Parish priests must look to the future and be alert for good men of faith in our parishes who would be able and generous enough to respond to a diaconal vocation. We need to pray for such vocations and then actively seek out potential candidates.
Any good catholic man from thirty onwards who is capable of carrying out his family duties, holding down his job and, in addition, is capable of giving the time necessary to enter into the diaconal formation programme is potentially a suitable candidate. An inability to offer much time in the short term to church work (e.g., because of family and work commitments) need not be a deterrent to choosing men who can give some time and otherwise seem well suited to diaconal ministry. Sowing the seeds of a vocation is important, for when work and family commitments have diminished, the seed sown some years back may begin to flourish. Often the best candidates are those who first considered the possibility of a diaconal vocation because the priest or some other member of the parish community suggested it to them.

The candidate must be intelligent enough to follow a normal course of studies without being unduly weighed down by it, healthy enough to carry out the duties of a deacon, with the sort of generosity of character that is still open to being formed, and with a soundness and stability of character that invites trust.

He must have the right intention – to model himself on Christ the Servant who came not to be served but to serve.

He must be accepting of the call of the Church – that he be willing to put himself in the hands of the bishop and those the bishop has chosen to carry out the discernment and formation process. No-one can claim the right to be ordained. His desire to be ordained is never sufficient in itself, rather he must wait on the decision of the Church.

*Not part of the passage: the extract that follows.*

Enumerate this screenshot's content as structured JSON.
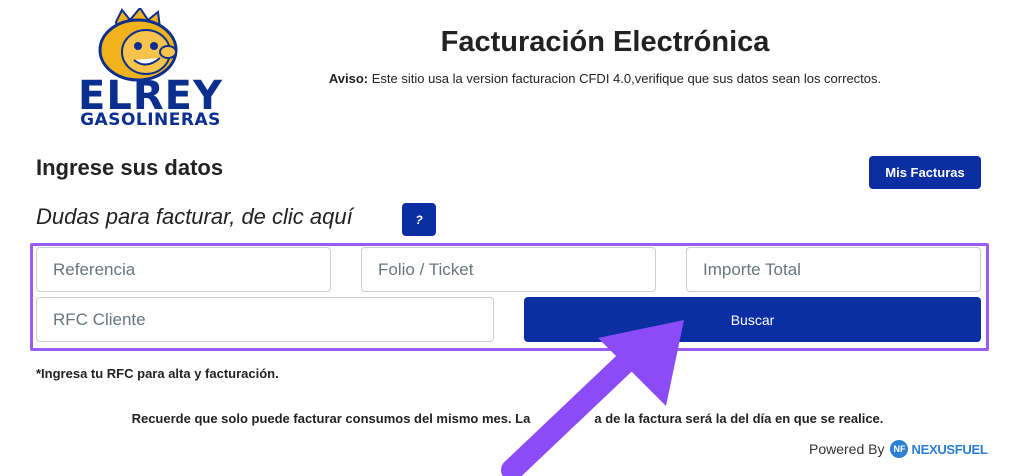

It normally takes a minimum of one year from the time the Director for the Permanent Diaconate is given a candidate’s name to the time that person is presented to the diocesan interview board. If he is perceived as having a possible vocation and accepted for the Diaconate Formation Programme, it will normally take another four years before he is ordained as a deacon.

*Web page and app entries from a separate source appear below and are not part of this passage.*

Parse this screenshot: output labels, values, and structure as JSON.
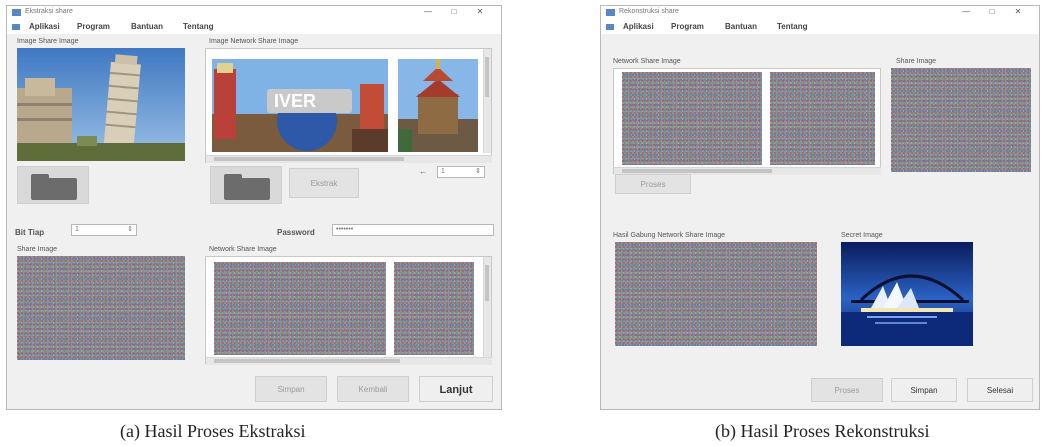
{
  "window_a": {
    "title": "Ekstraksi share",
    "menu": [
      "Aplikasi",
      "Program",
      "Bantuan",
      "Tentang"
    ],
    "host_image_label": "Image Share Image",
    "marked_image_label": "Image Network Share Image",
    "extract_button": "Ekstrak",
    "bits_label": "Bit Tiap",
    "bits_value": "1",
    "stepper_value": "1",
    "password_label": "Password",
    "password_value": "•••••••",
    "share_label": "Share Image",
    "network_label": "Network Share Image",
    "btn_save": "Simpan",
    "btn_back": "Kembali",
    "btn_next": "Lanjut"
  },
  "window_b": {
    "title": "Rekonstruksi share",
    "menu": [
      "Aplikasi",
      "Program",
      "Bantuan",
      "Tentang"
    ],
    "network_label": "Network Share Image",
    "share_label": "Share Image",
    "process_button": "Proses",
    "combined_label": "Hasil Gabung Network Share Image",
    "secret_label": "Secret Image",
    "btn_process": "Proses",
    "btn_save": "Simpan",
    "btn_exit": "Selesai"
  },
  "captions": {
    "a": "(a) Hasil Proses Ekstraksi",
    "b": "(b) Hasil Proses Rekonstruksi"
  }
}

More Reading
Handbook for priests and Deacons
Becoming a Deacon.pdf
Basic Norms for the Formation of Permanent Deacons